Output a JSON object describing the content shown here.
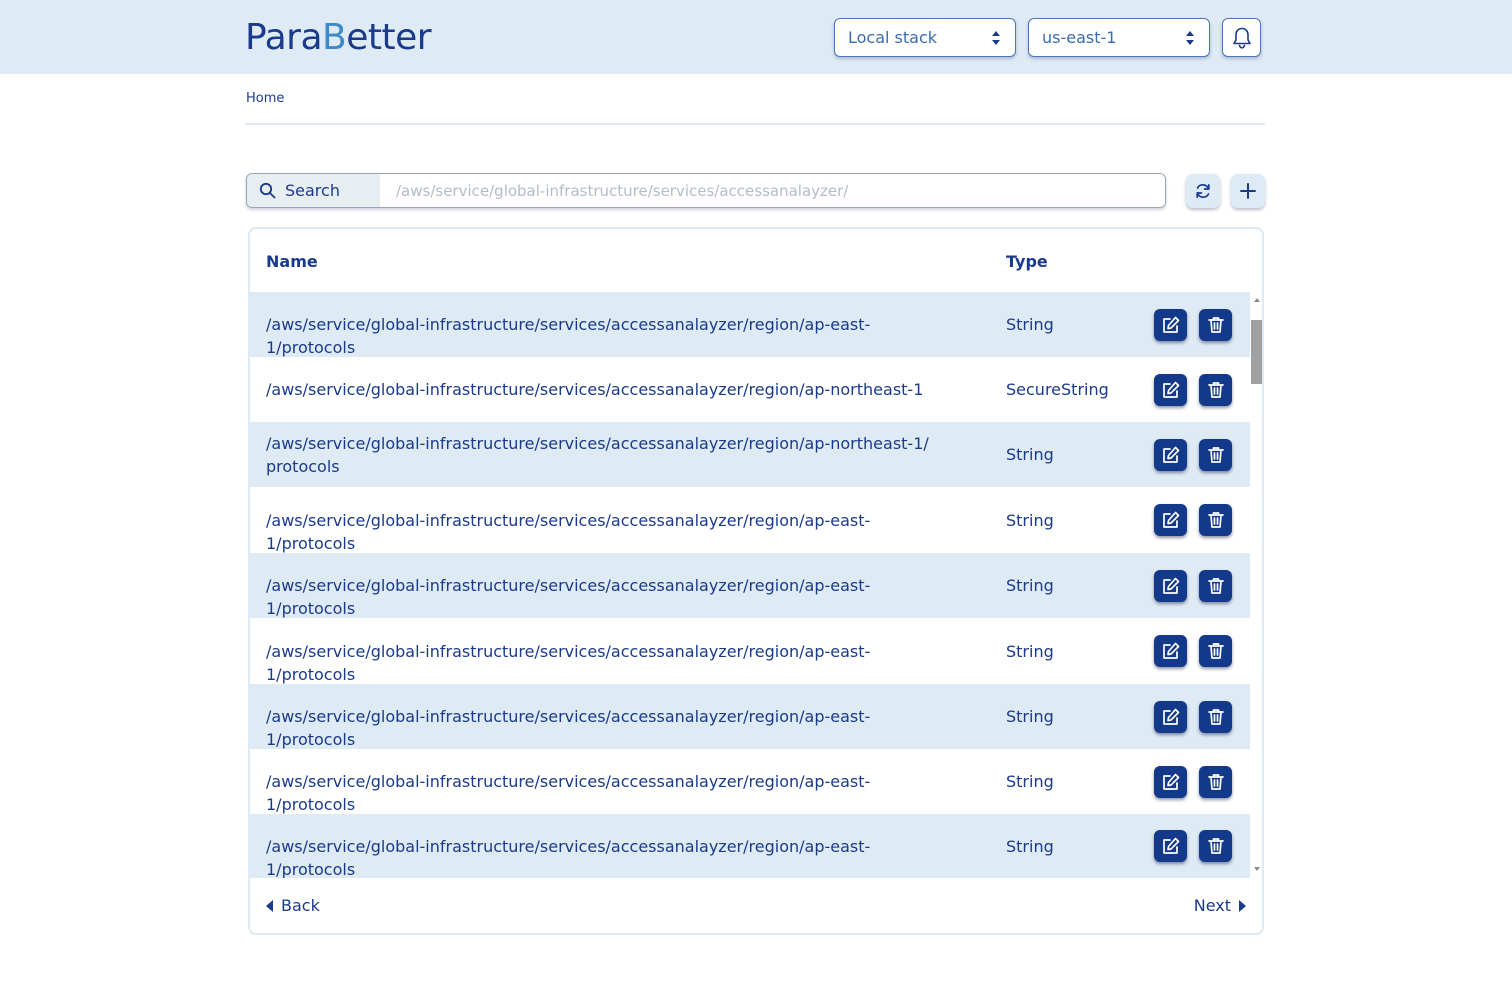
{
  "app": {
    "logo_text_part1": "Para",
    "logo_text_accent": "B",
    "logo_text_part2": "etter"
  },
  "header": {
    "stack_select": {
      "value": "Local stack"
    },
    "region_select": {
      "value": "us-east-1"
    },
    "notifications_icon": "bell-icon"
  },
  "breadcrumb": {
    "home": "Home"
  },
  "search": {
    "label": "Search",
    "placeholder": "/aws/service/global-infrastructure/services/accessanalayzer/"
  },
  "toolbar": {
    "refresh_icon": "refresh-icon",
    "add_icon": "plus-icon"
  },
  "table": {
    "columns": {
      "name": "Name",
      "type": "Type"
    },
    "rows": [
      {
        "name": "/aws/service/global-infrastructure/services/accessanalayzer/region/ap-east-1/protocols",
        "type": "String"
      },
      {
        "name": "/aws/service/global-infrastructure/services/accessanalayzer/region/ap-northeast-1",
        "type": "SecureString"
      },
      {
        "name": "/aws/service/global-infrastructure/services/accessanalayzer/region/ap-northeast-1/ protocols",
        "type": "String"
      },
      {
        "name": "/aws/service/global-infrastructure/services/accessanalayzer/region/ap-east-1/protocols",
        "type": "String"
      },
      {
        "name": "/aws/service/global-infrastructure/services/accessanalayzer/region/ap-east-1/protocols",
        "type": "String"
      },
      {
        "name": "/aws/service/global-infrastructure/services/accessanalayzer/region/ap-east-1/protocols",
        "type": "String"
      },
      {
        "name": "/aws/service/global-infrastructure/services/accessanalayzer/region/ap-east-1/protocols",
        "type": "String"
      },
      {
        "name": "/aws/service/global-infrastructure/services/accessanalayzer/region/ap-east-1/protocols",
        "type": "String"
      },
      {
        "name": "/aws/service/global-infrastructure/services/accessanalayzer/region/ap-east-1/protocols",
        "type": "String"
      }
    ],
    "row_actions": {
      "edit_icon": "edit-icon",
      "delete_icon": "trash-icon"
    }
  },
  "pagination": {
    "back": "Back",
    "next": "Next"
  },
  "colors": {
    "primary": "#1a3a8c",
    "header_bg": "#deeaf4",
    "row_alt_bg": "#deeaf4",
    "action_button": "#133a8a",
    "logo_accent": "#3d8ac8"
  }
}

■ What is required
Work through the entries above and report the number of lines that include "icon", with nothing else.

■ Task answer
5